But it’s a superficial analysis, said Art Coleman, managing partner and co-founder of EducationCounsel LLC, a consulting firm on policy, strategy and legal consulting.
First, lawyers are considering only a small group of institutes, state flagships, which enroll many students and may not be representatives of other colleges, Coleman said.
Other institutions serve different areas of the states and naturally cannot attract students from racial minorities, he said.
He pointed to shortcomings in a plan developed in Texas in the late 1990s that guarantees admission to public colleges for 10% of the state’s top high school graduates.
Politicians speculated that this would serve as a method of reinforcing the enrollment of blacks and Latinos after a Texas court overturned positive action in the state in 1996. But decades later, it did little to improve access to college for these students at state public colleges.
Other states face similar difficulties with bans on positive action. California, for example, is struggling to attract racially diverse student groups into public higher education systems, said Julie J. Park, Professor of Education at the University of Maryland, College Park.
California has a high Hispanic population, but only a portion of these adults end up earning a bachelor’s degree, according to one report. It says that about 43% of students enrolled in public colleges and other public colleges are Hispanic, but only 14% of adult Hispanics have a bachelor’s degree.
Argument: Prohibition of positive action puts Asian American students at a disadvantage
The main argument put forward by the Students for fair admission and repeated in the state report is that racial policy harms Asian American students.
Institutions like Harvard artificially limit the number of Asian American students they accept, the statement said. He argues that they, in turn, enroll large numbers of African Americans and Latinos in an attempt to support a variety of student classes.
Legal precedent prohibits colleges from imposing racial quotas. And Harvard and Chapel Hill took into account the race with other factors, such as extracurricular activities, according to the judges in both cases.
Studies have also shown that college tuition rates can vary widely among Asian ethnic groups. The admission landscape for these students is too subtle to say that Asian students would be better represented if it weren’t for racial politics, said Janelle Wong, a professor of Asian American studies in Maryland.
Opponents of positive action have argued that the practice is detrimental to Asian Americans because their previous legal strategies have been ineffective, Coleman said.
In one case, Regents of the University of California v. Bakke, The Supreme Court confirmed the use of an admission policy that takes race into account as one of several factors, but rejected the quota system. The plaintiff, a white man named Alan Bakke, pointed to “reverse discrimination” to explain why he was twice expelled from Davis University School of Medicine.

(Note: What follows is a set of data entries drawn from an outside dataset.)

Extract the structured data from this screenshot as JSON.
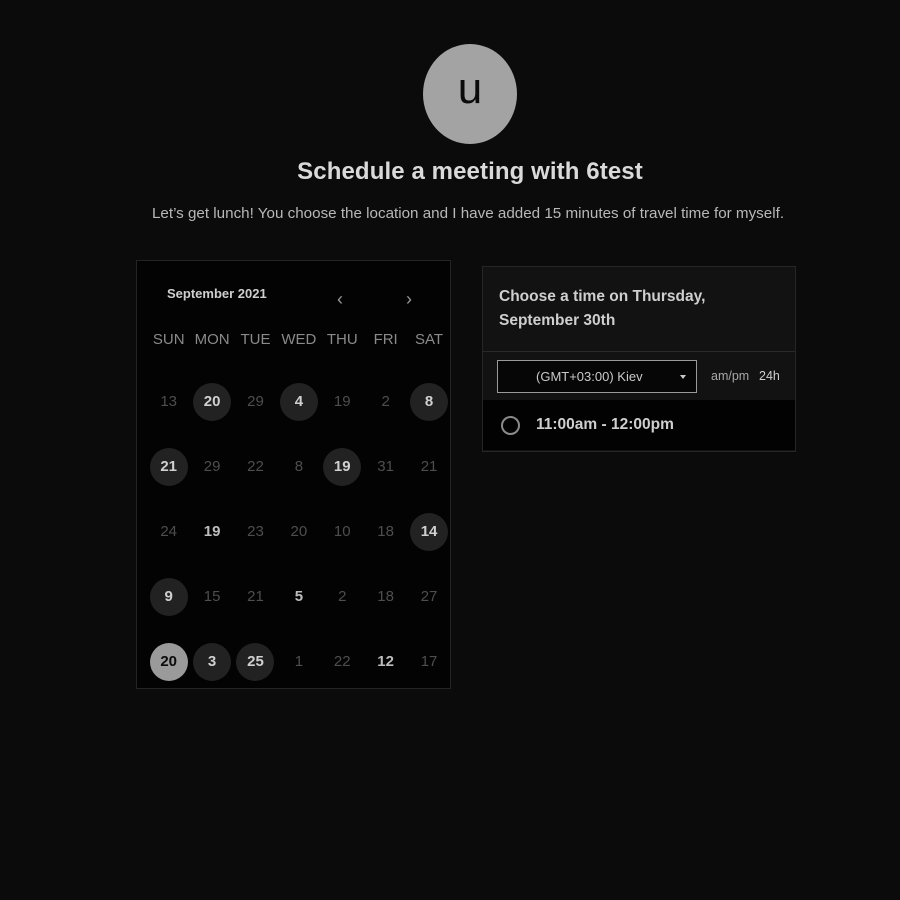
{
  "host": {
    "avatar_initial": "u",
    "title": "Schedule a meeting with 6test",
    "description": "Let’s get lunch! You choose the location and I have added 15 minutes of travel time for myself."
  },
  "calendar": {
    "month_label": "September 2021",
    "prev_icon": "chevron-left-icon",
    "next_icon": "chevron-right-icon",
    "weekdays": [
      "SUN",
      "MON",
      "TUE",
      "WED",
      "THU",
      "FRI",
      "SAT"
    ],
    "weeks": [
      [
        {
          "d": "13",
          "s": "dim"
        },
        {
          "d": "20",
          "s": "avail"
        },
        {
          "d": "29",
          "s": "dim"
        },
        {
          "d": "4",
          "s": "avail"
        },
        {
          "d": "19",
          "s": "dim"
        },
        {
          "d": "2",
          "s": "dim"
        },
        {
          "d": "8",
          "s": "avail"
        }
      ],
      [
        {
          "d": "21",
          "s": "avail"
        },
        {
          "d": "29",
          "s": "dim"
        },
        {
          "d": "22",
          "s": "dim"
        },
        {
          "d": "8",
          "s": "dim"
        },
        {
          "d": "19",
          "s": "avail"
        },
        {
          "d": "31",
          "s": "dim"
        },
        {
          "d": "21",
          "s": "dim"
        }
      ],
      [
        {
          "d": "24",
          "s": "dim"
        },
        {
          "d": "19",
          "s": "plain"
        },
        {
          "d": "23",
          "s": "dim"
        },
        {
          "d": "20",
          "s": "dim"
        },
        {
          "d": "10",
          "s": "dim"
        },
        {
          "d": "18",
          "s": "dim"
        },
        {
          "d": "14",
          "s": "avail"
        }
      ],
      [
        {
          "d": "9",
          "s": "avail"
        },
        {
          "d": "15",
          "s": "dim"
        },
        {
          "d": "21",
          "s": "dim"
        },
        {
          "d": "5",
          "s": "plain"
        },
        {
          "d": "2",
          "s": "dim"
        },
        {
          "d": "18",
          "s": "dim"
        },
        {
          "d": "27",
          "s": "dim"
        }
      ],
      [
        {
          "d": "20",
          "s": "sel"
        },
        {
          "d": "3",
          "s": "avail"
        },
        {
          "d": "25",
          "s": "avail"
        },
        {
          "d": "1",
          "s": "dim"
        },
        {
          "d": "22",
          "s": "dim"
        },
        {
          "d": "12",
          "s": "plain"
        },
        {
          "d": "17",
          "s": "dim"
        }
      ]
    ]
  },
  "time_panel": {
    "heading": "Choose a time on Thursday, September 30th",
    "timezone": "(GMT+03:00) Kiev",
    "format_ampm": "am/pm",
    "format_24h": "24h",
    "slots": [
      "11:00am - 12:00pm"
    ]
  }
}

Courts did not buy this line of thought, Coleman said.
“And so now a new political logic has emerged,” he said.
Argument: Historically black institutions do not have diverse classes, but still benefit students
Most experts were baffled by the defense of prosecutors general that students attending historically black institutions do not attend racially balanced classes, but still succeed.
Historically, black institutions “do not quite meet the definition of” diversity “respondents, which, according to respondents, is necessary for the success of minority students,” – said in a nutshell.
It’s “wildly insincere,” Wong said, adding that it misrepresents HBCU’s goal.
These institutions were set up as a safe haven for black students who were expelled from colleges because of racial discrimination, Wong said.
HBCU also enrolls students of different races, and according to federal statistics, they are becoming more diverse. In 2020, non-black students accounted for 24% of HBCU entrants, compared to only 15% in 1976.
“They exist because lawmakers have allowed the opposite to thrive on positive action,” Wong said.